But maybe he believes with Hendrick equipment and a team with limitless money he could legitimately contend for a crown.
By leaving DEI, Martin hands the keys completely to Aric Almirola, whom he has been teaching for the past two years while they shared the No. 8 Chevy. DEI vice president of motorsports operations John Story won’t speculate on Martin’s departure but does say Almirola will have a car all to himself in 2009.
“Aric is ready for a full-time ride,” Story says.
Through the Years: Mark Martin’s Points Rankings
After a rocky Cup debut in 1981, Mark Martin, acknowledged by many as the best driver in the business to never win a Cup points championship, finished 2nd in the standings four times, with just as many 3rd-place finishes and three 4th-place finishes.
2007 – 26th
2006 – 9th
2005 – 4th
2004 – 4th
2003 – 17th
2002 – 2nd
2001 – 12th
2000 – 8th
1999 – 3rd
1998 – 2nd
1997 – 3rd
1996 – 5th
1995 – 4th
1994 – 2nd
1993 – 3rd
1992 – 6th.
1991 – 6th
1990 – 2nd
1989 – 3rd
1988 – 15th
1987 – 101st
1986 – 48th
1983 – 30th
1982 – 14th
1981 – 42nd
The International Race of Champions comes to an end
As another racing season winds down, one of motorsports’ premier events passes with little notice. The International Race of Champions is no more, and no revival is on the horizon. In March, the series held a public auction to liquidate cars, tools, equipment and memorabilia, citing a lack of sponsorship and interest from manufacturers as the reasons for its demise. The 2007 season was “postponed,” and, in February, IROC officials announced it was going out of business.
For fans who liked to see drivers from all disciplines compete, the end of IROC leaves a void. It was the only time they ever got the true superstars of one sport together for a single 100-mile race. Despite once being called the Masters of automobile competition, it was perhaps more of a “skins game,” the concept being to find the all-around racing champ by putting competitors in cars that were identically prepared.
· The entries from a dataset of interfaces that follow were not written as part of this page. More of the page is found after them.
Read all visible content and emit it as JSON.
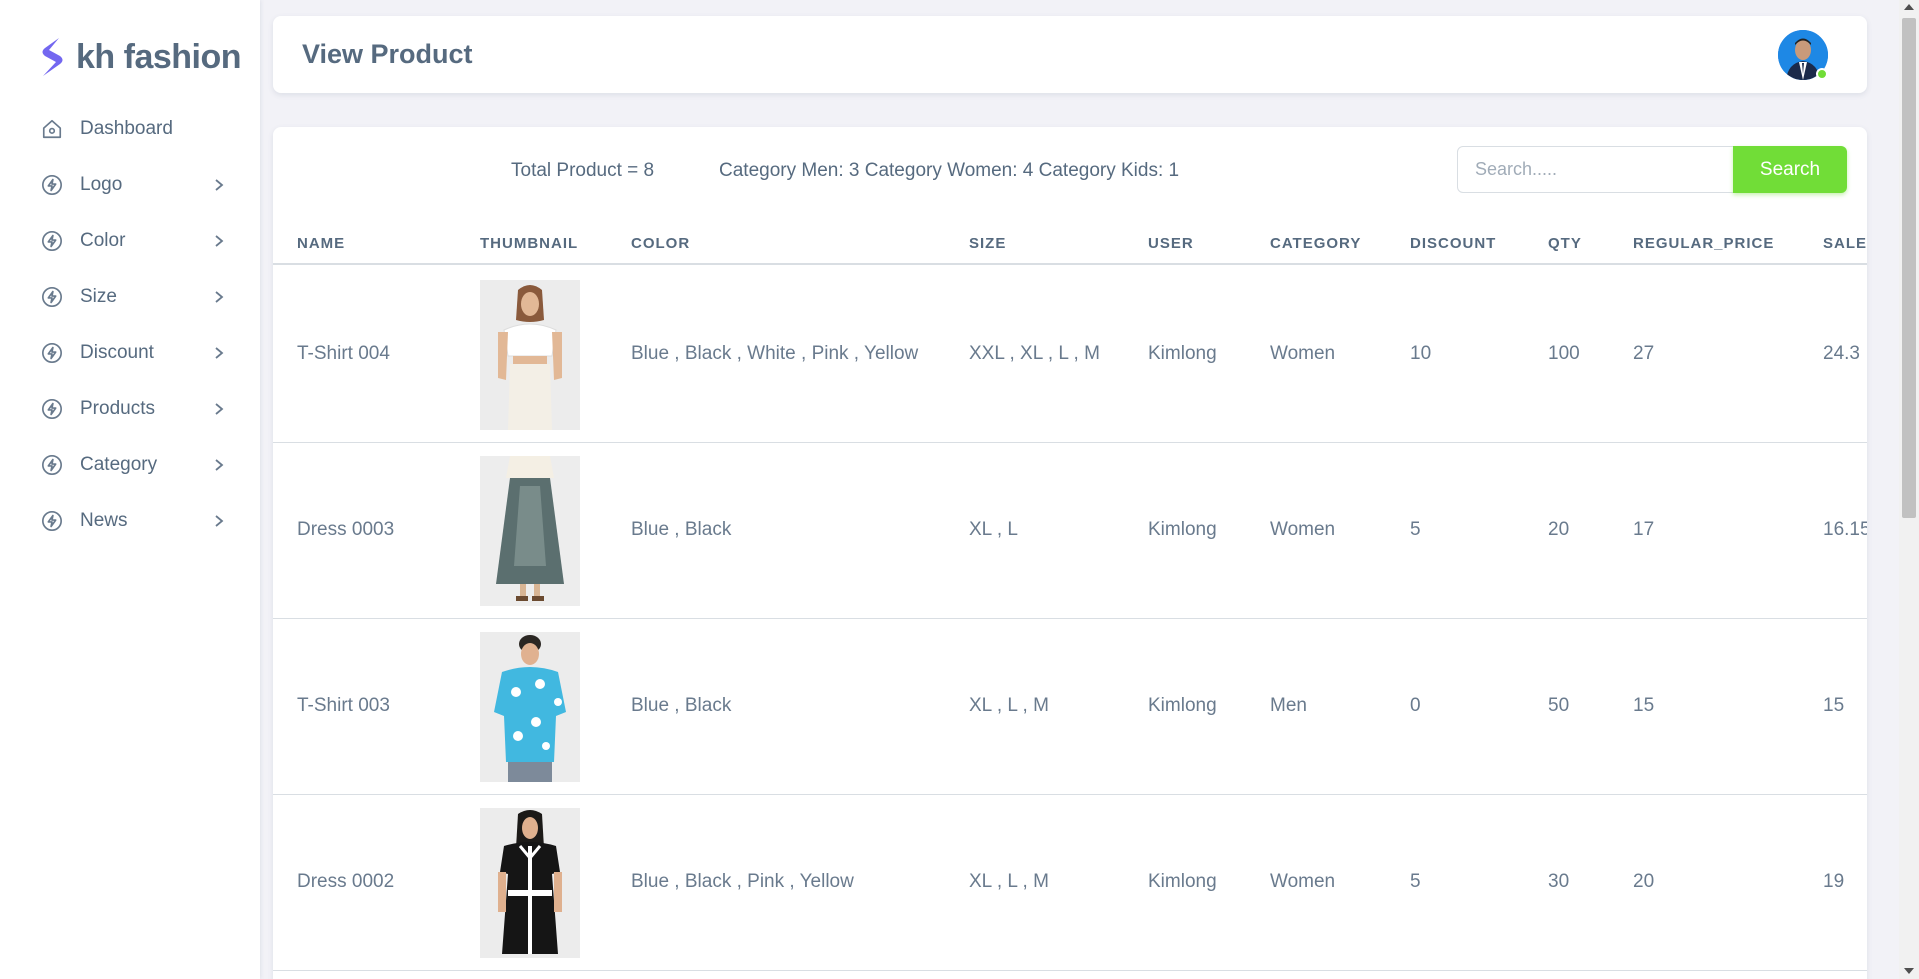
{
  "brand": {
    "name": "kh fashion",
    "logo_color": "#7367f0"
  },
  "sidebar": {
    "items": [
      {
        "label": "Dashboard",
        "icon": "home-icon",
        "has_submenu": false
      },
      {
        "label": "Logo",
        "icon": "bolt-icon",
        "has_submenu": true
      },
      {
        "label": "Color",
        "icon": "bolt-icon",
        "has_submenu": true
      },
      {
        "label": "Size",
        "icon": "bolt-icon",
        "has_submenu": true
      },
      {
        "label": "Discount",
        "icon": "bolt-icon",
        "has_submenu": true
      },
      {
        "label": "Products",
        "icon": "bolt-icon",
        "has_submenu": true
      },
      {
        "label": "Category",
        "icon": "bolt-icon",
        "has_submenu": true
      },
      {
        "label": "News",
        "icon": "bolt-icon",
        "has_submenu": true
      }
    ]
  },
  "header": {
    "title": "View Product",
    "avatar_status": "online"
  },
  "summary": {
    "total": "Total Product = 8",
    "categories": "Category Men: 3 Category Women: 4 Category Kids: 1"
  },
  "search": {
    "placeholder": "Search.....",
    "value": "",
    "button_label": "Search"
  },
  "colors": {
    "accent_green": "#71dd37",
    "text": "#566a7f"
  },
  "table": {
    "columns": [
      "Name",
      "Thumbnail",
      "Color",
      "Size",
      "User",
      "Category",
      "Discount",
      "Qty",
      "Regular_price",
      "Sale"
    ],
    "rows": [
      {
        "name": "T-Shirt 004",
        "thumbnail": "white-crop-tee-photo",
        "color": "Blue , Black , White , Pink , Yellow",
        "size": "XXL , XL , L , M",
        "user": "Kimlong",
        "category": "Women",
        "discount": "10",
        "qty": "100",
        "regular_price": "27",
        "sale": "24.3"
      },
      {
        "name": "Dress 0003",
        "thumbnail": "denim-maxi-skirt-photo",
        "color": "Blue , Black",
        "size": "XL , L",
        "user": "Kimlong",
        "category": "Women",
        "discount": "5",
        "qty": "20",
        "regular_price": "17",
        "sale": "16.15"
      },
      {
        "name": "T-Shirt 003",
        "thumbnail": "floral-blue-shirt-photo",
        "color": "Blue , Black",
        "size": "XL , L , M",
        "user": "Kimlong",
        "category": "Men",
        "discount": "0",
        "qty": "50",
        "regular_price": "15",
        "sale": "15"
      },
      {
        "name": "Dress 0002",
        "thumbnail": "black-white-dress-photo",
        "color": "Blue , Black , Pink , Yellow",
        "size": "XL , L , M",
        "user": "Kimlong",
        "category": "Women",
        "discount": "5",
        "qty": "30",
        "regular_price": "20",
        "sale": "19"
      }
    ]
  }
}
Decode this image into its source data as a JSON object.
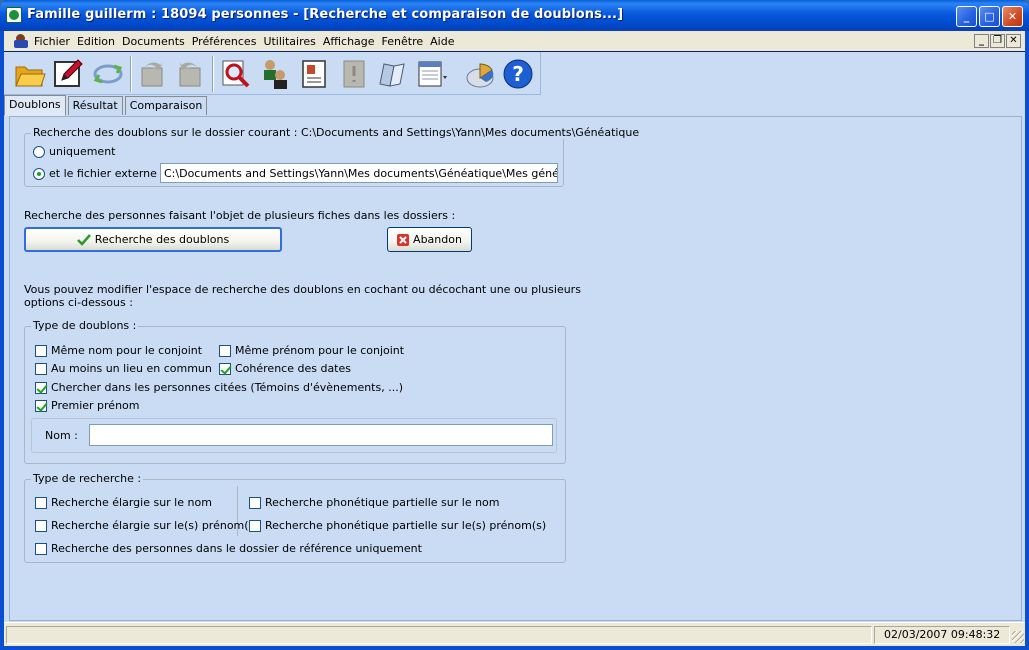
{
  "window": {
    "title": "Famille guillerm : 18094 personnes - [Recherche et comparaison de doublons...]",
    "controls": {
      "minimize": "_",
      "maximize": "□",
      "close": "✕"
    }
  },
  "menu": {
    "items": [
      "Fichier",
      "Edition",
      "Documents",
      "Préférences",
      "Utilitaires",
      "Affichage",
      "Fenêtre",
      "Aide"
    ],
    "mdi": {
      "minimize": "_",
      "restore": "❐",
      "close": "✕"
    }
  },
  "toolbar": {
    "icons": [
      "open-folder-icon",
      "edit-icon",
      "sync-icon",
      "undo-icon",
      "redo-icon",
      "search-icon",
      "persons-tree-icon",
      "record-card-icon",
      "document-icon",
      "book-icon",
      "report-icon",
      "chart-icon",
      "help-icon"
    ]
  },
  "tabs": [
    {
      "label": "Doublons",
      "active": true
    },
    {
      "label": "Résultat",
      "active": false
    },
    {
      "label": "Comparaison",
      "active": false
    }
  ],
  "current_folder": {
    "legend": "Recherche des doublons sur le dossier courant : C:\\Documents and Settings\\Yann\\Mes documents\\Généatique",
    "option_only": "uniquement",
    "option_external": "et le fichier externe :",
    "external_path": "C:\\Documents and Settings\\Yann\\Mes documents\\Généatique\\Mes généalogies\\"
  },
  "search": {
    "intro": "Recherche des personnes faisant l'objet de plusieurs fiches dans les dossiers :",
    "search_button": "Recherche des doublons",
    "abort_button": "Abandon"
  },
  "note": {
    "line1": "Vous pouvez modifier l'espace de recherche des doublons en cochant ou décochant une ou plusieurs",
    "line2": "options ci-dessous :"
  },
  "duplicate_type": {
    "legend": "Type de doublons :",
    "same_name_spouse": "Même nom pour le conjoint",
    "same_firstname_spouse": "Même prénom pour le conjoint",
    "common_place": "Au moins un lieu en commun",
    "date_consistency": "Cohérence des dates",
    "cited_persons": "Chercher dans les personnes citées (Témoins d'évènements, ...)",
    "first_firstname": "Premier prénom",
    "name_label": "Nom :",
    "name_value": ""
  },
  "search_type": {
    "legend": "Type de recherche :",
    "broad_name": "Recherche élargie sur le nom",
    "phonetic_name": "Recherche phonétique partielle sur le nom",
    "broad_firstnames": "Recherche élargie sur le(s) prénom(s)",
    "phonetic_firstnames": "Recherche phonétique partielle sur le(s) prénom(s)",
    "reference_only": "Recherche des personnes dans le dossier de référence uniquement"
  },
  "status": {
    "datetime": "02/03/2007 09:48:32"
  }
}
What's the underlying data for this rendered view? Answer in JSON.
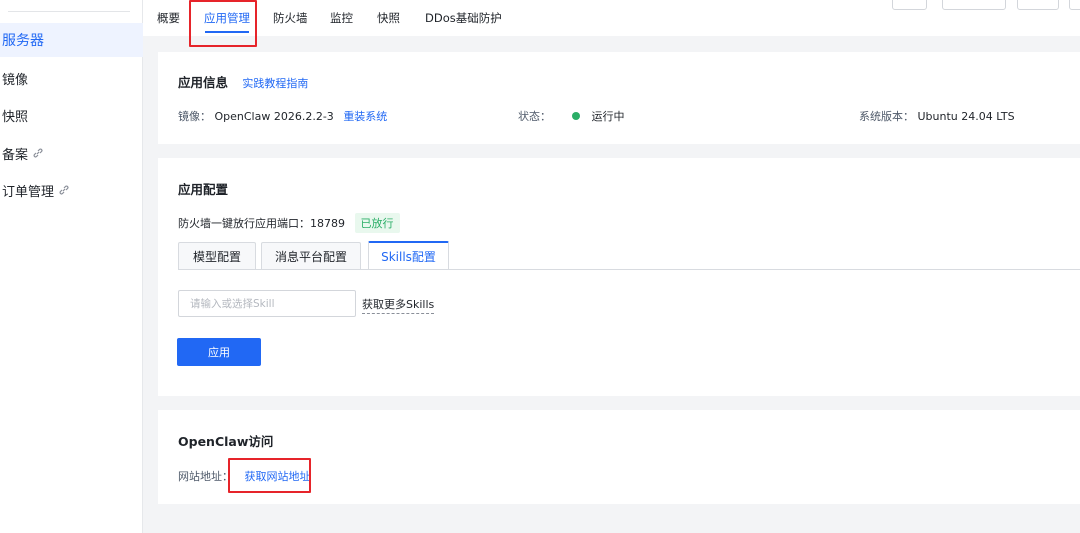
{
  "sidebar": {
    "items": [
      {
        "label": "服务器",
        "active": true,
        "external": false
      },
      {
        "label": "镜像",
        "active": false,
        "external": false
      },
      {
        "label": "快照",
        "active": false,
        "external": false
      },
      {
        "label": "备案",
        "active": false,
        "external": true
      },
      {
        "label": "订单管理",
        "active": false,
        "external": true
      }
    ]
  },
  "header": {
    "tabs": [
      {
        "label": "概要",
        "active": false
      },
      {
        "label": "应用管理",
        "active": true
      },
      {
        "label": "防火墙",
        "active": false
      },
      {
        "label": "监控",
        "active": false
      },
      {
        "label": "快照",
        "active": false
      },
      {
        "label": "DDos基础防护",
        "active": false
      }
    ]
  },
  "app_info": {
    "title": "应用信息",
    "tutorial_link": "实践教程指南",
    "image_label": "镜像：",
    "image_value": "OpenClaw 2026.2.2-3",
    "reinstall_link": "重装系统",
    "status_label": "状态：",
    "status_value": "运行中",
    "os_label": "系统版本：",
    "os_value": "Ubuntu 24.04 LTS"
  },
  "app_config": {
    "title": "应用配置",
    "firewall_text": "防火墙一键放行应用端口：18789",
    "firewall_tag": "已放行",
    "tabs": [
      {
        "label": "模型配置",
        "active": false
      },
      {
        "label": "消息平台配置",
        "active": false
      },
      {
        "label": "Skills配置",
        "active": true
      }
    ],
    "skill_input_placeholder": "请输入或选择Skill",
    "skill_input_value": "",
    "more_skills_link": "获取更多Skills",
    "apply_button": "应用"
  },
  "access": {
    "title": "OpenClaw访问",
    "site_label": "网站地址：",
    "get_address_link": "获取网站地址"
  },
  "colors": {
    "accent": "#2168f4",
    "highlight_box": "#e6242a",
    "status_running": "#2aae67"
  }
}
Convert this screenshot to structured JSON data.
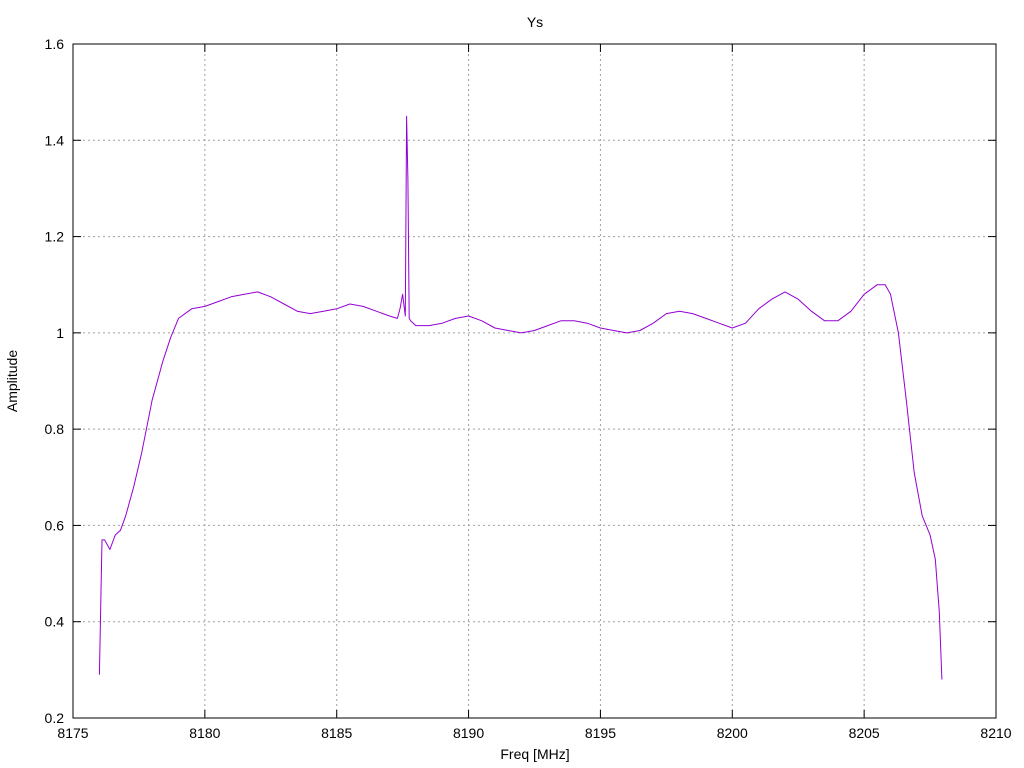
{
  "chart_data": {
    "type": "line",
    "title": "Ys",
    "xlabel": "Freq [MHz]",
    "ylabel": "Amplitude",
    "xlim": [
      8175,
      8210
    ],
    "ylim": [
      0.2,
      1.6
    ],
    "xticks": [
      8175,
      8180,
      8185,
      8190,
      8195,
      8200,
      8205,
      8210
    ],
    "xtick_labels": [
      "8175",
      "8180",
      "8185",
      "8190",
      "8195",
      "8200",
      "8205",
      "8210"
    ],
    "yticks": [
      0.2,
      0.4,
      0.6,
      0.8,
      1.0,
      1.2,
      1.4,
      1.6
    ],
    "ytick_labels": [
      "0.2",
      "0.4",
      "0.6",
      "0.8",
      "1",
      "1.2",
      "1.4",
      "1.6"
    ],
    "grid": true,
    "legend": "none",
    "series": [
      {
        "color": "#9400d3",
        "x": [
          8176.0,
          8176.1,
          8176.2,
          8176.3,
          8176.4,
          8176.6,
          8176.8,
          8177.0,
          8177.3,
          8177.6,
          8178.0,
          8178.4,
          8178.7,
          8179.0,
          8179.5,
          8180.0,
          8180.5,
          8181.0,
          8181.5,
          8182.0,
          8182.5,
          8183.0,
          8183.5,
          8184.0,
          8184.5,
          8185.0,
          8185.5,
          8186.0,
          8186.5,
          8187.0,
          8187.3,
          8187.4,
          8187.5,
          8187.6,
          8187.65,
          8187.7,
          8187.75,
          8187.8,
          8188.0,
          8188.5,
          8189.0,
          8189.5,
          8190.0,
          8190.5,
          8191.0,
          8191.5,
          8192.0,
          8192.5,
          8193.0,
          8193.5,
          8194.0,
          8194.5,
          8195.0,
          8195.5,
          8196.0,
          8196.5,
          8197.0,
          8197.5,
          8198.0,
          8198.5,
          8199.0,
          8199.5,
          8200.0,
          8200.5,
          8201.0,
          8201.5,
          8202.0,
          8202.5,
          8203.0,
          8203.5,
          8204.0,
          8204.5,
          8205.0,
          8205.5,
          8205.8,
          8206.0,
          8206.3,
          8206.6,
          8206.9,
          8207.2,
          8207.5,
          8207.7,
          8207.85,
          8207.95
        ],
        "y": [
          0.29,
          0.57,
          0.57,
          0.56,
          0.55,
          0.58,
          0.59,
          0.62,
          0.68,
          0.75,
          0.86,
          0.94,
          0.99,
          1.03,
          1.05,
          1.055,
          1.065,
          1.075,
          1.08,
          1.085,
          1.075,
          1.06,
          1.045,
          1.04,
          1.045,
          1.05,
          1.06,
          1.055,
          1.045,
          1.035,
          1.03,
          1.05,
          1.08,
          1.035,
          1.45,
          1.32,
          1.03,
          1.025,
          1.015,
          1.015,
          1.02,
          1.03,
          1.035,
          1.025,
          1.01,
          1.005,
          1.0,
          1.005,
          1.015,
          1.025,
          1.025,
          1.02,
          1.01,
          1.005,
          1.0,
          1.005,
          1.02,
          1.04,
          1.045,
          1.04,
          1.03,
          1.02,
          1.01,
          1.02,
          1.05,
          1.07,
          1.085,
          1.07,
          1.045,
          1.025,
          1.025,
          1.045,
          1.08,
          1.1,
          1.1,
          1.08,
          1.0,
          0.86,
          0.71,
          0.62,
          0.58,
          0.53,
          0.42,
          0.28
        ]
      }
    ]
  }
}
The only variable was the adjustment of the steering wheel and seat position to accommodate the size of the driver. The pit crews were put together by IROC itself, preventing any driver from having a team that might try to tweak things during a race.
After the four events, the winner was awarded a $1 million prize, which made it one of the most lucrative series going. When the series began in 1974, it took a high-end approach, as drivers tooled around various venues in Porsches. From 1975-89, Camaros were the vehicles of choice, while Dodge Daytonas were used from 1990-93.
Dodge Avengers took to the tracks in 1994 and 1995, and from 1996 to the end, guys like Mark Martin and Tony Stewart competed in Pontiac Trans Ams.
If there was one major knock to IROC it was that it was heavily weighted in favor of stock car drivers. It would include stars of open-wheel series and even occasionally World of Outlaws pilots, but the races were run on NASCAR tracks in cars that were most like NASCAR machines. The first six champions were open-wheel guys, but the last 20 were NASCAR Cup drivers. Martin was the most dominant, claiming five crowns, while the late Dale Earnhardt won the title four times.
Often an IROC race was lost in the media and spectator shuffle of a big NASCAR weekend, usually run on a Saturday before a Busch (now Nationwide) event. Still, it was hard to find a driver who didn’t like both the concept and the competition.
“I’ve been so proud to compete against the best of the best in the IROC series,” says 1979 champion Mario Andretti. “It’s been a great part of my career, and I don’t think I could have truly considered my career complete unless I would have competed in IROC.”
With sponsorship dollars at a premium – even NASCAR and the IRL have issues in that department – IROC proved to be the odd series out.